To take only the most obvious example, Trump would not exist if we did not allow wealthy men to stockpile money and give it to their children. Trump would not exist if we did not set up a system where a man could live his entire life without hearing the word “no,” all because of what his father did. If we could channel some of that hatred and resentment into a determined campaign to impose a punitive estate tax, so that no Trumps can ever happen again, that would be productive. But the estate tax is treated as an amoral, technocratic question of economic growth, leaving the libidinal energy of hatred to find other, more destructive venues.
Please note that I am not saying “don’t hate the player, hate the game” — I think we must hate both, channeling our hatred for the player to abolish the game. System vs. individual is a false dichotomy: we can tell the system is horrible by the fact that it really does produce horrible individuals. The fact that Trump was produced by a horrible system doesn’t make him a less horrible person or somehow let him off the hook for his freely chosen, exhorbitant actions. He should be banished from the public eye for the rest of his life, and all his wealth should be seized and given to poor refugees.

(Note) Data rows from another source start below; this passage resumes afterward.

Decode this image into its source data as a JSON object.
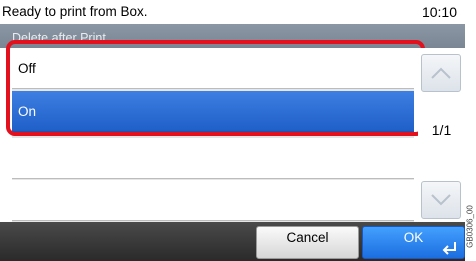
{
  "status": {
    "message": "Ready to print from Box.",
    "time": "10:10"
  },
  "header": {
    "title": "Delete after Print"
  },
  "options": [
    {
      "label": "Off",
      "selected": false
    },
    {
      "label": "On",
      "selected": true
    }
  ],
  "pager": {
    "indicator": "1/1"
  },
  "buttons": {
    "cancel": "Cancel",
    "ok": "OK"
  },
  "caption": "GB0306_00",
  "colors": {
    "accent": "#1f5fc8",
    "highlight": "#e2111d",
    "ok": "#2a86f0"
  }
}
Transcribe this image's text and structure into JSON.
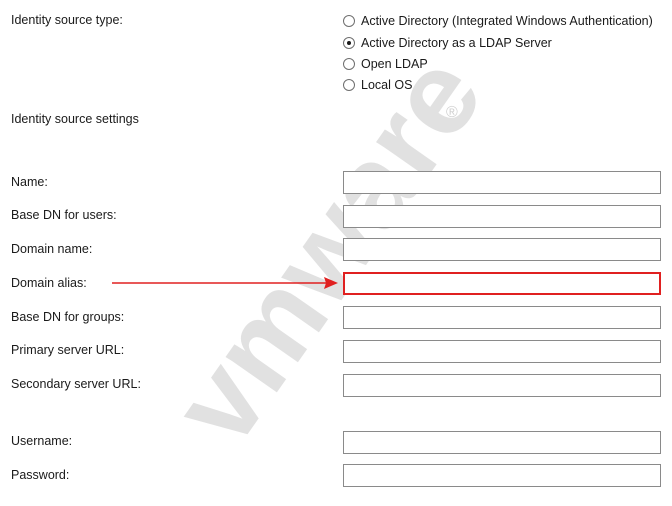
{
  "identity_source_type": {
    "label": "Identity source type:",
    "options": [
      {
        "label": "Active Directory (Integrated Windows Authentication)",
        "checked": false
      },
      {
        "label": "Active Directory as a LDAP Server",
        "checked": true
      },
      {
        "label": "Open LDAP",
        "checked": false
      },
      {
        "label": "Local OS",
        "checked": false
      }
    ]
  },
  "settings_heading": "Identity source settings",
  "fields": {
    "name": {
      "label": "Name:",
      "value": ""
    },
    "base_dn_users": {
      "label": "Base DN for users:",
      "value": ""
    },
    "domain_name": {
      "label": "Domain name:",
      "value": ""
    },
    "domain_alias": {
      "label": "Domain alias:",
      "value": ""
    },
    "base_dn_groups": {
      "label": "Base DN for groups:",
      "value": ""
    },
    "primary_server_url": {
      "label": "Primary server URL:",
      "value": ""
    },
    "secondary_server_url": {
      "label": "Secondary server URL:",
      "value": ""
    },
    "username": {
      "label": "Username:",
      "value": ""
    },
    "password": {
      "label": "Password:",
      "value": ""
    }
  },
  "watermark": {
    "text": "vmware",
    "registered": "®"
  },
  "annotation": {
    "arrow_color": "#e02020"
  }
}
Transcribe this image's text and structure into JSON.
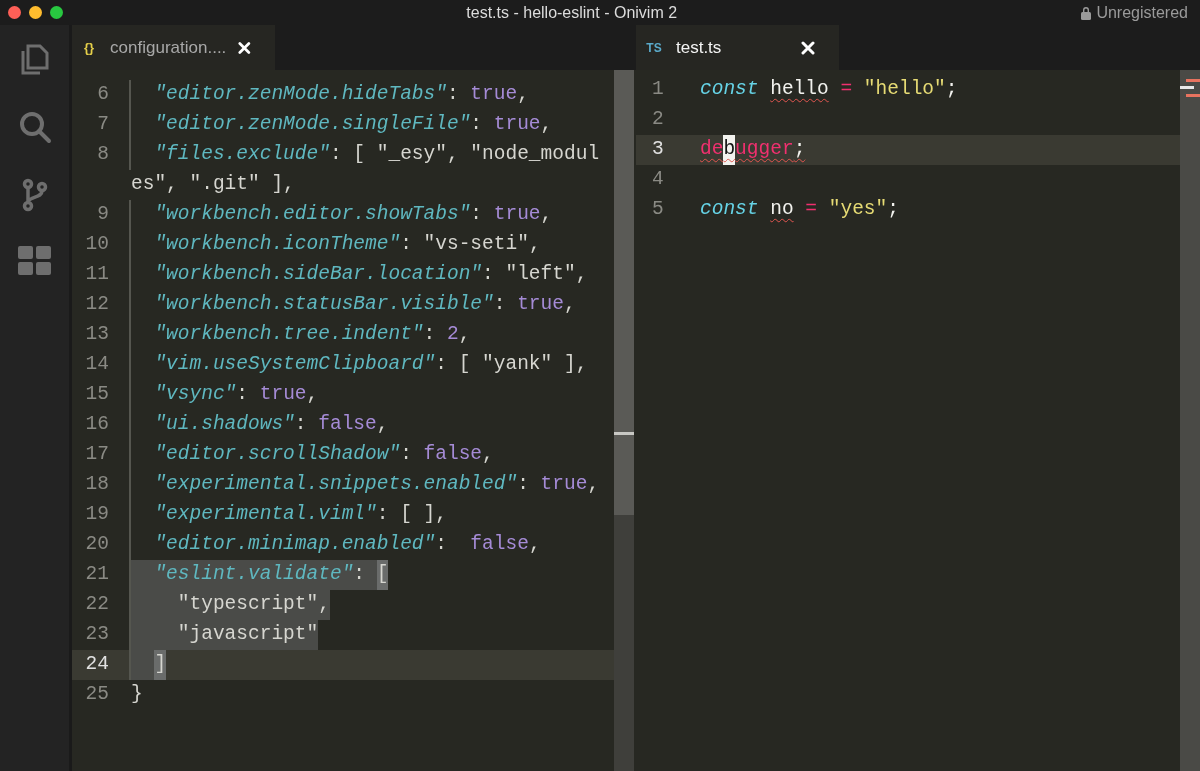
{
  "window": {
    "title": "test.ts - hello-eslint - Onivim 2",
    "license": "Unregistered"
  },
  "activity_bar": [
    {
      "kind": "files"
    },
    {
      "kind": "search"
    },
    {
      "kind": "source-control"
    },
    {
      "kind": "extensions"
    }
  ],
  "panes": [
    {
      "tab": {
        "icon": "{}",
        "color": "#e6d04a",
        "label": "configuration....",
        "selected": false
      },
      "lines": [
        {
          "kind": "line",
          "number": "6",
          "guide": true,
          "current": false,
          "selected": false,
          "tokens": [
            {
              "kind": "key",
              "text": "  \"editor.zenMode.hideTabs\""
            },
            {
              "kind": "punct",
              "text": ": "
            },
            {
              "kind": "bool",
              "text": "true"
            },
            {
              "kind": "punct",
              "text": ","
            }
          ]
        },
        {
          "kind": "line",
          "number": "7",
          "guide": true,
          "current": false,
          "selected": false,
          "tokens": [
            {
              "kind": "key",
              "text": "  \"editor.zenMode.singleFile\""
            },
            {
              "kind": "punct",
              "text": ": "
            },
            {
              "kind": "bool",
              "text": "true"
            },
            {
              "kind": "punct",
              "text": ","
            }
          ]
        },
        {
          "kind": "line",
          "number": "8",
          "guide": true,
          "current": false,
          "selected": false,
          "tokens": [
            {
              "kind": "key",
              "text": "  \"files.exclude\""
            },
            {
              "kind": "punct",
              "text": ": [ \"_esy\", \"node_modul"
            }
          ]
        },
        {
          "kind": "wrap",
          "guide": false,
          "current": false,
          "selected": false,
          "tokens": [
            {
              "kind": "punct",
              "text": "es\", \".git\" ],"
            }
          ]
        },
        {
          "kind": "line",
          "number": "9",
          "guide": true,
          "current": false,
          "selected": false,
          "tokens": [
            {
              "kind": "key",
              "text": "  \"workbench.editor.showTabs\""
            },
            {
              "kind": "punct",
              "text": ": "
            },
            {
              "kind": "bool",
              "text": "true"
            },
            {
              "kind": "punct",
              "text": ","
            }
          ]
        },
        {
          "kind": "line",
          "number": "10",
          "guide": true,
          "current": false,
          "selected": false,
          "tokens": [
            {
              "kind": "key",
              "text": "  \"workbench.iconTheme\""
            },
            {
              "kind": "punct",
              "text": ": \"vs-seti\","
            }
          ]
        },
        {
          "kind": "line",
          "number": "11",
          "guide": true,
          "current": false,
          "selected": false,
          "tokens": [
            {
              "kind": "key",
              "text": "  \"workbench.sideBar.location\""
            },
            {
              "kind": "punct",
              "text": ": \"left\","
            }
          ]
        },
        {
          "kind": "line",
          "number": "12",
          "guide": true,
          "current": false,
          "selected": false,
          "tokens": [
            {
              "kind": "key",
              "text": "  \"workbench.statusBar.visible\""
            },
            {
              "kind": "punct",
              "text": ": "
            },
            {
              "kind": "bool",
              "text": "true"
            },
            {
              "kind": "punct",
              "text": ","
            }
          ]
        },
        {
          "kind": "line",
          "number": "13",
          "guide": true,
          "current": false,
          "selected": false,
          "tokens": [
            {
              "kind": "key",
              "text": "  \"workbench.tree.indent\""
            },
            {
              "kind": "punct",
              "text": ": "
            },
            {
              "kind": "bool",
              "text": "2"
            },
            {
              "kind": "punct",
              "text": ","
            }
          ]
        },
        {
          "kind": "line",
          "number": "14",
          "guide": true,
          "current": false,
          "selected": false,
          "tokens": [
            {
              "kind": "key",
              "text": "  \"vim.useSystemClipboard\""
            },
            {
              "kind": "punct",
              "text": ": [ \"yank\" ],"
            }
          ]
        },
        {
          "kind": "line",
          "number": "15",
          "guide": true,
          "current": false,
          "selected": false,
          "tokens": [
            {
              "kind": "key",
              "text": "  \"vsync\""
            },
            {
              "kind": "punct",
              "text": ": "
            },
            {
              "kind": "bool",
              "text": "true"
            },
            {
              "kind": "punct",
              "text": ","
            }
          ]
        },
        {
          "kind": "line",
          "number": "16",
          "guide": true,
          "current": false,
          "selected": false,
          "tokens": [
            {
              "kind": "key",
              "text": "  \"ui.shadows\""
            },
            {
              "kind": "punct",
              "text": ": "
            },
            {
              "kind": "bool",
              "text": "false"
            },
            {
              "kind": "punct",
              "text": ","
            }
          ]
        },
        {
          "kind": "line",
          "number": "17",
          "guide": true,
          "current": false,
          "selected": false,
          "tokens": [
            {
              "kind": "key",
              "text": "  \"editor.scrollShadow\""
            },
            {
              "kind": "punct",
              "text": ": "
            },
            {
              "kind": "bool",
              "text": "false"
            },
            {
              "kind": "punct",
              "text": ","
            }
          ]
        },
        {
          "kind": "line",
          "number": "18",
          "guide": true,
          "current": false,
          "selected": false,
          "tokens": [
            {
              "kind": "key",
              "text": "  \"experimental.snippets.enabled\""
            },
            {
              "kind": "punct",
              "text": ": "
            },
            {
              "kind": "bool",
              "text": "true"
            },
            {
              "kind": "punct",
              "text": ","
            }
          ]
        },
        {
          "kind": "line",
          "number": "19",
          "guide": true,
          "current": false,
          "selected": false,
          "tokens": [
            {
              "kind": "key",
              "text": "  \"experimental.viml\""
            },
            {
              "kind": "punct",
              "text": ": [ ],"
            }
          ]
        },
        {
          "kind": "line",
          "number": "20",
          "guide": true,
          "current": false,
          "selected": false,
          "tokens": [
            {
              "kind": "key",
              "text": "  \"editor.minimap.enabled\""
            },
            {
              "kind": "punct",
              "text": ":  "
            },
            {
              "kind": "bool",
              "text": "false"
            },
            {
              "kind": "punct",
              "text": ","
            }
          ]
        },
        {
          "kind": "line",
          "number": "21",
          "guide": true,
          "current": false,
          "selected": true,
          "tokens": [
            {
              "kind": "key",
              "text": "  \"eslint.validate\""
            },
            {
              "kind": "punct",
              "text": ": "
            },
            {
              "kind": "match",
              "text": "["
            }
          ]
        },
        {
          "kind": "line",
          "number": "22",
          "guide": true,
          "current": false,
          "selected": true,
          "tokens": [
            {
              "kind": "punct",
              "text": "    \"typescript\","
            }
          ]
        },
        {
          "kind": "line",
          "number": "23",
          "guide": true,
          "current": false,
          "selected": true,
          "tokens": [
            {
              "kind": "punct",
              "text": "    \"javascript\""
            }
          ]
        },
        {
          "kind": "line",
          "number": "24",
          "guide": true,
          "current": true,
          "selected": true,
          "tokens": [
            {
              "kind": "match",
              "text": "  ]"
            }
          ]
        },
        {
          "kind": "line",
          "number": "25",
          "guide": false,
          "current": false,
          "selected": false,
          "tokens": [
            {
              "kind": "punct",
              "text": "}"
            }
          ]
        }
      ]
    },
    {
      "tab": {
        "icon": "TS",
        "color": "#5aa9c9",
        "label": "test.ts",
        "selected": true
      },
      "lines": [
        {
          "kind": "line",
          "number": "1",
          "guide": false,
          "current": false,
          "selected": false,
          "tokens": [
            {
              "kind": "decl",
              "text": "const "
            },
            {
              "kind": "ident",
              "text": "hello",
              "error": true
            },
            {
              "kind": "op",
              "text": " = "
            },
            {
              "kind": "string",
              "text": "\"hello\""
            },
            {
              "kind": "ident",
              "text": ";"
            }
          ]
        },
        {
          "kind": "line",
          "number": "2",
          "guide": false,
          "current": false,
          "selected": false
        },
        {
          "kind": "line",
          "number": "3",
          "guide": false,
          "current": true,
          "selected": false,
          "tokens": [
            {
              "kind": "op",
              "text": "de",
              "error": true
            },
            {
              "kind": "cursor",
              "text": "b",
              "error": true
            },
            {
              "kind": "op",
              "text": "ugger",
              "error": true
            },
            {
              "kind": "ident",
              "text": ";",
              "error": true
            }
          ]
        },
        {
          "kind": "line",
          "number": "4",
          "guide": false,
          "current": false,
          "selected": false
        },
        {
          "kind": "line",
          "number": "5",
          "guide": false,
          "current": false,
          "selected": false,
          "tokens": [
            {
              "kind": "decl",
              "text": "const "
            },
            {
              "kind": "ident",
              "text": "no",
              "error": true
            },
            {
              "kind": "op",
              "text": " = "
            },
            {
              "kind": "string",
              "text": "\"yes\""
            },
            {
              "kind": "ident",
              "text": ";"
            }
          ]
        }
      ]
    }
  ]
}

At the end of the day, though, the most urgent question is not how to send the right people to hell (as my Trump example shows, that will never happen anyway). We need to abolish the system that produces these demons in the first place. And we can never do that within the liberal procedural frame that refuses to admit that the demons exist.